Once you have read the entries, please say how many lines hold the string "JSON", giving the number only.
START Material to process
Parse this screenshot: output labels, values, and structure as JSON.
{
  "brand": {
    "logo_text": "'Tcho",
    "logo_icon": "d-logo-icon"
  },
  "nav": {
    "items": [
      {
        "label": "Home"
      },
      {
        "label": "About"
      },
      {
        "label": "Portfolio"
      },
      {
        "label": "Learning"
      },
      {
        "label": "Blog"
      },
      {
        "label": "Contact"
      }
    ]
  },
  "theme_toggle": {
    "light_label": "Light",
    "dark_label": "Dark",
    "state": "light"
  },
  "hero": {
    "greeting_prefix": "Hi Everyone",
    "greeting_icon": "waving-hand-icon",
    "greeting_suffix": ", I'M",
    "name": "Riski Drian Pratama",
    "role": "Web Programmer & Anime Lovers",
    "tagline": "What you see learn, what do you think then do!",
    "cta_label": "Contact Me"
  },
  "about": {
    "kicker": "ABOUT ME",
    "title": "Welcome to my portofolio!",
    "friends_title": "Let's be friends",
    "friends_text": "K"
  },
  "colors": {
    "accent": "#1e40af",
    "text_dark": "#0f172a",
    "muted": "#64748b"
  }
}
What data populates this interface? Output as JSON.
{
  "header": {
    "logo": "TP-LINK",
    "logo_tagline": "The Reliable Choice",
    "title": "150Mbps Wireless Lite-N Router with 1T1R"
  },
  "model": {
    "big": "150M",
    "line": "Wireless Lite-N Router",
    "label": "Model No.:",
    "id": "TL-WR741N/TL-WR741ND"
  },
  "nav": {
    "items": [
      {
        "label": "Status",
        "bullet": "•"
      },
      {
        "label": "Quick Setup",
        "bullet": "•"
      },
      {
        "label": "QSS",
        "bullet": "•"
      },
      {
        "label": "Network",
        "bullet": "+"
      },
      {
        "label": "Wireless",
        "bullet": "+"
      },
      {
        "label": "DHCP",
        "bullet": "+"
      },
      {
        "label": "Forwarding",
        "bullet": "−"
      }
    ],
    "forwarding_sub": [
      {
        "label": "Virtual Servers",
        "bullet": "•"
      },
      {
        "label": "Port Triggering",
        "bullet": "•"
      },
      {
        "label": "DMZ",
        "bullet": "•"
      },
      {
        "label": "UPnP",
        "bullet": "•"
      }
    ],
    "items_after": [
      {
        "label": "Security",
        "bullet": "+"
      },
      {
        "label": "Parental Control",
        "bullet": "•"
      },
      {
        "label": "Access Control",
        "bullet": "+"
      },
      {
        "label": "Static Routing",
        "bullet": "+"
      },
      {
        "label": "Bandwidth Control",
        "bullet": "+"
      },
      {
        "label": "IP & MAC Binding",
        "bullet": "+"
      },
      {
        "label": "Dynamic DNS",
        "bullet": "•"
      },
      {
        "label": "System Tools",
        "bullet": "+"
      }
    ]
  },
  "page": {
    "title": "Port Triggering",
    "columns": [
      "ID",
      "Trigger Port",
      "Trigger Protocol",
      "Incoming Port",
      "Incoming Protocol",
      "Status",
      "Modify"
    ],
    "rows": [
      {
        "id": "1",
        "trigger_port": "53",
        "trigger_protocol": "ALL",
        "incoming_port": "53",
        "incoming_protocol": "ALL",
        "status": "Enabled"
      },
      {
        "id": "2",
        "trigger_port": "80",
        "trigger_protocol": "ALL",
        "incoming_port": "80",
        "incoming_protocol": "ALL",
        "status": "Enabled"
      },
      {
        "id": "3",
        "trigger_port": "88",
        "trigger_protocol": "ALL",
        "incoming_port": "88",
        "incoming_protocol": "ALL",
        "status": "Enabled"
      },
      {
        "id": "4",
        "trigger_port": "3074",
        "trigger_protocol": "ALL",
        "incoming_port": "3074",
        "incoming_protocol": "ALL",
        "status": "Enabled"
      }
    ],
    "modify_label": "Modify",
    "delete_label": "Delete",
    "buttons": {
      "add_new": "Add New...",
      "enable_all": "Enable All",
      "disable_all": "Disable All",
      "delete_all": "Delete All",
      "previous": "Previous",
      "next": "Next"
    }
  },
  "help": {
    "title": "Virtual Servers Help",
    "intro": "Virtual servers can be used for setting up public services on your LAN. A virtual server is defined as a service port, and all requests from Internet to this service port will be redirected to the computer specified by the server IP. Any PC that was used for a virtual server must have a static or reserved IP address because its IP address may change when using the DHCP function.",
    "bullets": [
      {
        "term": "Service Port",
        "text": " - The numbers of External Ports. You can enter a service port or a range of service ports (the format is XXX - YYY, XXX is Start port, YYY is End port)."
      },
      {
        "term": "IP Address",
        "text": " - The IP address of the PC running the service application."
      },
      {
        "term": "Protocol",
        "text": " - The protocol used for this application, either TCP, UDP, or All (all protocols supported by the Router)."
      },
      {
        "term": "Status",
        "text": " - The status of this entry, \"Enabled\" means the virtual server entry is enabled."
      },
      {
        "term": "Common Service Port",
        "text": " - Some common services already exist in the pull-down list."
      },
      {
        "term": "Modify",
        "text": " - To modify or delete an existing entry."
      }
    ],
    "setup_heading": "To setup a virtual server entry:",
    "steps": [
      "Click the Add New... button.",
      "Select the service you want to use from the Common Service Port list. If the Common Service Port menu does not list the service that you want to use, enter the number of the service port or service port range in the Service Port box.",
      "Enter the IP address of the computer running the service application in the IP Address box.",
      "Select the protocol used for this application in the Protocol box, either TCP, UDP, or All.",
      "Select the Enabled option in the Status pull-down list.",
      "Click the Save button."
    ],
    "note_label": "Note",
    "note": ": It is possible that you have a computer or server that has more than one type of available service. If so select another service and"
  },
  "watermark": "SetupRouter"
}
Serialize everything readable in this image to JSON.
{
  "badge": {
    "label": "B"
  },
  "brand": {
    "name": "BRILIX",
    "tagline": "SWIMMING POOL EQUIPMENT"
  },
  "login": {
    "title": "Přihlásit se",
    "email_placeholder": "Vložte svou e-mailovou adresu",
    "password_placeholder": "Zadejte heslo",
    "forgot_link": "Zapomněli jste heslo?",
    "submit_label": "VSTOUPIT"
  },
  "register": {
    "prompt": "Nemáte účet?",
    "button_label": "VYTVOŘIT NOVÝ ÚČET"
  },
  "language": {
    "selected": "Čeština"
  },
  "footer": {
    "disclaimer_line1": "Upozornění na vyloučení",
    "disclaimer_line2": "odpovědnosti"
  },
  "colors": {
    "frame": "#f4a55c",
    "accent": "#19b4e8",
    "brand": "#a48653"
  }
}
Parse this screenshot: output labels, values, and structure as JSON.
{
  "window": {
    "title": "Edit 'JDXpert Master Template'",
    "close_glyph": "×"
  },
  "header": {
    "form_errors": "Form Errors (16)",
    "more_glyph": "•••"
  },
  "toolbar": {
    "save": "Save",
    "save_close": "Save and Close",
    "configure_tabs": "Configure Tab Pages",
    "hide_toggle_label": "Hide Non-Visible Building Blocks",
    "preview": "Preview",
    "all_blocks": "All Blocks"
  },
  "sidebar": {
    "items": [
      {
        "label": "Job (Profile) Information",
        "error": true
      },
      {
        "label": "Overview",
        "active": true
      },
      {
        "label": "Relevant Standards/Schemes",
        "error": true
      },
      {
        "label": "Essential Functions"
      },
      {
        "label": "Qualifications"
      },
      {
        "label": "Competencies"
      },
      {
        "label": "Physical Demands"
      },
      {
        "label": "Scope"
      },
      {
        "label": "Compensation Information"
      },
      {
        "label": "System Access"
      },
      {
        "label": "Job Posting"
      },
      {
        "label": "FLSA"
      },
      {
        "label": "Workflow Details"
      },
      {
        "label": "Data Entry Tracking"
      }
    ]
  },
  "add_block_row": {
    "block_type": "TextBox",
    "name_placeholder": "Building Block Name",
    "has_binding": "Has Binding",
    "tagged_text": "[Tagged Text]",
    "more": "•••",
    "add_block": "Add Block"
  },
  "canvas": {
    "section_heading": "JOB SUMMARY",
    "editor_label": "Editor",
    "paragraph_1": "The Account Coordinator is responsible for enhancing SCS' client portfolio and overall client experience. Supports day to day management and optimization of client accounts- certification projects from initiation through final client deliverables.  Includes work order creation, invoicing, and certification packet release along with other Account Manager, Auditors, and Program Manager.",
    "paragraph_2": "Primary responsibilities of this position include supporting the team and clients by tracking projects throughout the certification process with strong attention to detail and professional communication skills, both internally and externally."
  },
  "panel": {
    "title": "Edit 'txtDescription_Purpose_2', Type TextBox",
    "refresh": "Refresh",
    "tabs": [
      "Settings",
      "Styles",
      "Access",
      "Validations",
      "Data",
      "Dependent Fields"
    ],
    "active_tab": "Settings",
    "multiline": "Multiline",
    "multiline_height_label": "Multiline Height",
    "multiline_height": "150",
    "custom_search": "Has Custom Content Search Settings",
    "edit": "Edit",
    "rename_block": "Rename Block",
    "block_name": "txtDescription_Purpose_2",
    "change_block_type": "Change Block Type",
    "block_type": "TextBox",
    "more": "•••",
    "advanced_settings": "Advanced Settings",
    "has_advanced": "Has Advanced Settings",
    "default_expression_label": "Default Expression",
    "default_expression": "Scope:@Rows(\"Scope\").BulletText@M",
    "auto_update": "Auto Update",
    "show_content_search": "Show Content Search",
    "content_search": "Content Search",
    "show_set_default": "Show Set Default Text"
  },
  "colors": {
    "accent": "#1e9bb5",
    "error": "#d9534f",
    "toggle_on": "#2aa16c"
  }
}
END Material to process
■ Response box: 4